## YOUR GOAL
If a line of the entries below includes the word "Summer", it counts; state the total and nothing further.

Dataset entries
⁂

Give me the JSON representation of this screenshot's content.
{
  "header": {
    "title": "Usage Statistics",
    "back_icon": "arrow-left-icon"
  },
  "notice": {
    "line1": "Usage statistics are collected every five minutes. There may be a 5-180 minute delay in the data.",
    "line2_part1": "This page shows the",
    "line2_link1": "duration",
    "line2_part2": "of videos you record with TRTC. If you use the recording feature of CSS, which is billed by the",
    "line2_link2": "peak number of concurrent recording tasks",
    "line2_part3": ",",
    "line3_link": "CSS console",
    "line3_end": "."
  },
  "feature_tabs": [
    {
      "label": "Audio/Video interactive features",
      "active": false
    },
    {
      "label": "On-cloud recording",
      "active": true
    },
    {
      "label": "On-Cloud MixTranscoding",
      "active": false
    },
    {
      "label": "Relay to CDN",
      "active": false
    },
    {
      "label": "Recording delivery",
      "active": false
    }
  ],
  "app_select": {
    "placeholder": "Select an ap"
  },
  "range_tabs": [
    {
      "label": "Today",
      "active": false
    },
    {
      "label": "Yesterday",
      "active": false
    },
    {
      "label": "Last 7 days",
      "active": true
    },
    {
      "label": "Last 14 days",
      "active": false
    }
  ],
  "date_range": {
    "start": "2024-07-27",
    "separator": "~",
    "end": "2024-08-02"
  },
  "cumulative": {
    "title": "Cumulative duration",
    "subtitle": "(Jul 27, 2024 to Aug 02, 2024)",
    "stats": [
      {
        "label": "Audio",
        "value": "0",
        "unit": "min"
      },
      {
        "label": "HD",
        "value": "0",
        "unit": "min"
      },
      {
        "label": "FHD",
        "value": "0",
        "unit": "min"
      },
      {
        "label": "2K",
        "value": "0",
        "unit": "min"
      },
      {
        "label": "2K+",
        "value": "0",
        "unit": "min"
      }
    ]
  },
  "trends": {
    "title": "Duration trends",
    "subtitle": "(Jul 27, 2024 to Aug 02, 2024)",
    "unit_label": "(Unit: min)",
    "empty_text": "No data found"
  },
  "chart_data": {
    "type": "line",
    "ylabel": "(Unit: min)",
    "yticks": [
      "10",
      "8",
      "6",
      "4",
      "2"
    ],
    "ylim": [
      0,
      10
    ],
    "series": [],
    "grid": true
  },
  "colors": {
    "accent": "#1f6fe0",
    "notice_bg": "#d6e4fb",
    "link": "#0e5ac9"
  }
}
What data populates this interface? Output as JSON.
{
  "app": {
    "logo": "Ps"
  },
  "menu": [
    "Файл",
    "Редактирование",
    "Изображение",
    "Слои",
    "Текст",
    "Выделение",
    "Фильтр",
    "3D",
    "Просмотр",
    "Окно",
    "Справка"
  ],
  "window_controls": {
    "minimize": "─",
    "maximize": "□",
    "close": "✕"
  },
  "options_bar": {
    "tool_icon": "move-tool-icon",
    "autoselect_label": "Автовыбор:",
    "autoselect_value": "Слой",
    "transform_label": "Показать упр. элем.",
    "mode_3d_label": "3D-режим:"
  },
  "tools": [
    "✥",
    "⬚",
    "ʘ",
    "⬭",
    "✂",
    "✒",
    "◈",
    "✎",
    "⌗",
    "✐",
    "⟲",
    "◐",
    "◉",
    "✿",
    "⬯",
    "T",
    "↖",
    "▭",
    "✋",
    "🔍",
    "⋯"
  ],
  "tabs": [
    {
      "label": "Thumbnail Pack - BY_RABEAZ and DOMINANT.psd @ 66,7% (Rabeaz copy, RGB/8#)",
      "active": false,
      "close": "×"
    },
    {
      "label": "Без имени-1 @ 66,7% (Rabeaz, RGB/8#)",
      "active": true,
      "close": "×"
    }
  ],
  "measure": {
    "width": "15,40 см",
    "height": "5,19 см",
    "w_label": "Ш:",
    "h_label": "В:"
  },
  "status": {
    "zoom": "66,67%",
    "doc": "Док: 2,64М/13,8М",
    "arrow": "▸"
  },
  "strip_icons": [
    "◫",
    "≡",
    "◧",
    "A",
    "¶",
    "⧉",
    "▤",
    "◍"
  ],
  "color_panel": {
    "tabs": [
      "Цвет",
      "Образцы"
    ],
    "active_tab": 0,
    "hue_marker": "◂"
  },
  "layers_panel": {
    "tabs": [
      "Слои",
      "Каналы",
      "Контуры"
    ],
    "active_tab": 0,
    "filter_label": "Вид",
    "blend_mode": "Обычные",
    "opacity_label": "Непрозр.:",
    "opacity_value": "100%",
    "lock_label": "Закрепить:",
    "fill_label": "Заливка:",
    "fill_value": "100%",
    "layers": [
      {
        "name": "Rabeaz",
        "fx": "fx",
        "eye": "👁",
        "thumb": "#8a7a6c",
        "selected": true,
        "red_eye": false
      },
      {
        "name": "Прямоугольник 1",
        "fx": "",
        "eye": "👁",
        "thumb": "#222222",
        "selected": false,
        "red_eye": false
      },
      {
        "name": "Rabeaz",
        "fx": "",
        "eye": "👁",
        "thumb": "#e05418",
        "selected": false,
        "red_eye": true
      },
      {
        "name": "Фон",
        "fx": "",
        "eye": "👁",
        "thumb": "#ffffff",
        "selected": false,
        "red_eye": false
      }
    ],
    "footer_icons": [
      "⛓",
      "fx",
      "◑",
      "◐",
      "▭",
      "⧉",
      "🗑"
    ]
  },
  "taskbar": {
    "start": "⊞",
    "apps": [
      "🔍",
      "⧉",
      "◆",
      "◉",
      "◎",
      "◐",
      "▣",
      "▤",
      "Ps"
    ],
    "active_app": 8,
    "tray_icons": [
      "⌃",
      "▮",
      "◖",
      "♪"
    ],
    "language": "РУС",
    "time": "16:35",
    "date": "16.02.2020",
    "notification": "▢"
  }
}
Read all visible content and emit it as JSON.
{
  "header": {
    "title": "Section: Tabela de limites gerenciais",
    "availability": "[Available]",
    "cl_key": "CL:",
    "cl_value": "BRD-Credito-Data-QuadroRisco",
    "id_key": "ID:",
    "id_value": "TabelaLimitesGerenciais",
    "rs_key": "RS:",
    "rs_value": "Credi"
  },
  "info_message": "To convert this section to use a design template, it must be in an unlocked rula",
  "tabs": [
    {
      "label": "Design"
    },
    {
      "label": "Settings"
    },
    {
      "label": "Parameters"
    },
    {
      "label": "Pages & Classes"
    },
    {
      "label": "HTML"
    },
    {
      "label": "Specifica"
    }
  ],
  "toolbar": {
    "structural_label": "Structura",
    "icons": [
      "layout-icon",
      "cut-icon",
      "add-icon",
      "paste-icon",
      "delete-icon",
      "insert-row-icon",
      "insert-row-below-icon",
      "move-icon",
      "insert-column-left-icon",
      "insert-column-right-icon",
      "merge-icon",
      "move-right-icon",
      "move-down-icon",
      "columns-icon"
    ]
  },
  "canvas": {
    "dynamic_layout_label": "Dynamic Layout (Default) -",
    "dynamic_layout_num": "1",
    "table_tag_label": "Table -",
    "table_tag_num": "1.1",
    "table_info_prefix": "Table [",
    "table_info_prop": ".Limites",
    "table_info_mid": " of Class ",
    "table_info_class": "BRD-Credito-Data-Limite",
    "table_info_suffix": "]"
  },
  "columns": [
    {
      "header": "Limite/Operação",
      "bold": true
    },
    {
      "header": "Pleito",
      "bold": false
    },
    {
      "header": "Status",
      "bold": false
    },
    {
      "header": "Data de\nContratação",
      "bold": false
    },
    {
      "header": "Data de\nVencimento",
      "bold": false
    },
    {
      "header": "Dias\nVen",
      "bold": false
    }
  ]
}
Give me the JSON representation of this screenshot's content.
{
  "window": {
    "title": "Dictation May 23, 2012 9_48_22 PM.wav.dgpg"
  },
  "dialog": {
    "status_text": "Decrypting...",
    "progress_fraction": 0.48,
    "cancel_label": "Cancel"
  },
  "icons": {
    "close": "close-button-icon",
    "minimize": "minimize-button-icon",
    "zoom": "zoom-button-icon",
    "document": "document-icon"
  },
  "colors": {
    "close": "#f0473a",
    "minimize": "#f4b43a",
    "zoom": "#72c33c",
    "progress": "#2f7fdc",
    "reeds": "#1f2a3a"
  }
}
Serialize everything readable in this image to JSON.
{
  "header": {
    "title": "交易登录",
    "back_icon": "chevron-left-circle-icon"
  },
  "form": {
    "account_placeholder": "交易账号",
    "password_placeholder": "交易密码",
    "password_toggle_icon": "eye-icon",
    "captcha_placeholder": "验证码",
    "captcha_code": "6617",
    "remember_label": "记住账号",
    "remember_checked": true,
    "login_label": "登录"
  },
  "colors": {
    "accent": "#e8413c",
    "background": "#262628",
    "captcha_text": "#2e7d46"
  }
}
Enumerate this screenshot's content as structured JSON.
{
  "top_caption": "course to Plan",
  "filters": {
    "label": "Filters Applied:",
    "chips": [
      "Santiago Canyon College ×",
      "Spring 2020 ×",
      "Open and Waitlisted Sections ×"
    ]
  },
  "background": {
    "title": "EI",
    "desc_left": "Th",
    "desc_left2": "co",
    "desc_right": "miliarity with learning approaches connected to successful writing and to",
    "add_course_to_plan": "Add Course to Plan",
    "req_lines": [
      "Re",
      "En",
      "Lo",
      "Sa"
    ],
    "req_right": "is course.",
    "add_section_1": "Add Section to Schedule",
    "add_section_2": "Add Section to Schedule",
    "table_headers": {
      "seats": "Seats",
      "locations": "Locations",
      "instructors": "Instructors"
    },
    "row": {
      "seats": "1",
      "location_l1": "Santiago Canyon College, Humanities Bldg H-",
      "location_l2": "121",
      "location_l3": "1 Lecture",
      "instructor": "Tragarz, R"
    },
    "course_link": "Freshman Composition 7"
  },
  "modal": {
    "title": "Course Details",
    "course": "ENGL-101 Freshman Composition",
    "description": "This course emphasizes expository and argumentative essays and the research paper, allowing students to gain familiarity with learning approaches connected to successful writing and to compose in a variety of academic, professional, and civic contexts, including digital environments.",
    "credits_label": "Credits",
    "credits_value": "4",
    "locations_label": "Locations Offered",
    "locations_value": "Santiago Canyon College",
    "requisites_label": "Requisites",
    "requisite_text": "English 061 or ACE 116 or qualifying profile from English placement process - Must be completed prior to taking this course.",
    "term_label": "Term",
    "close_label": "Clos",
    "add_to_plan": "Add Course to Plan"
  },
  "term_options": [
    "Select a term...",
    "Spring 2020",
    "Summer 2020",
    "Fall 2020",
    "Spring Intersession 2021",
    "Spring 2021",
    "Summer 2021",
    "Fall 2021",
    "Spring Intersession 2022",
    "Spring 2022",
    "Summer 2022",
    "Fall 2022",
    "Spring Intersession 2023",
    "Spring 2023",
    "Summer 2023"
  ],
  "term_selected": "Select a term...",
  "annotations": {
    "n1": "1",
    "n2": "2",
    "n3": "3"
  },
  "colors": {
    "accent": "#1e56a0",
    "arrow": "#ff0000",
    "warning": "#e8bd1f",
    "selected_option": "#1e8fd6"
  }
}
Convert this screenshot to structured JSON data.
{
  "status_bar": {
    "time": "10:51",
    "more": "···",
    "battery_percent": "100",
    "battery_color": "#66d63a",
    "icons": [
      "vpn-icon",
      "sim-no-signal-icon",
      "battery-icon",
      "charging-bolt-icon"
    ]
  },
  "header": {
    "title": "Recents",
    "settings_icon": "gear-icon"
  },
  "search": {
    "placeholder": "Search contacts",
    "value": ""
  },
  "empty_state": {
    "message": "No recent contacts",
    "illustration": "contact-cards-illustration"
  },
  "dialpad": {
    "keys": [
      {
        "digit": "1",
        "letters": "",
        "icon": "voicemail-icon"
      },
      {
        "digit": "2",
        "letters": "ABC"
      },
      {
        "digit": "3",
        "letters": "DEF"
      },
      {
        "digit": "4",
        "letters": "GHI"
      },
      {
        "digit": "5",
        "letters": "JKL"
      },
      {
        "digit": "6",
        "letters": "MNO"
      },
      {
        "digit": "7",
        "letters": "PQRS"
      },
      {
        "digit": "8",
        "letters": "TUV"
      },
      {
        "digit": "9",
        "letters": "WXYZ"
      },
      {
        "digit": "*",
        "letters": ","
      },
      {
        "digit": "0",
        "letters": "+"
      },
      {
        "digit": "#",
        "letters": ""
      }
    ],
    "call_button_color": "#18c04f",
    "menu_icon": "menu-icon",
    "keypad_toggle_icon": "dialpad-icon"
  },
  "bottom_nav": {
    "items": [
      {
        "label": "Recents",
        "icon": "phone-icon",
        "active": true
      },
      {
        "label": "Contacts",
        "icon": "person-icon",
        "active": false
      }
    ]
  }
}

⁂

## ANSWER BOX
4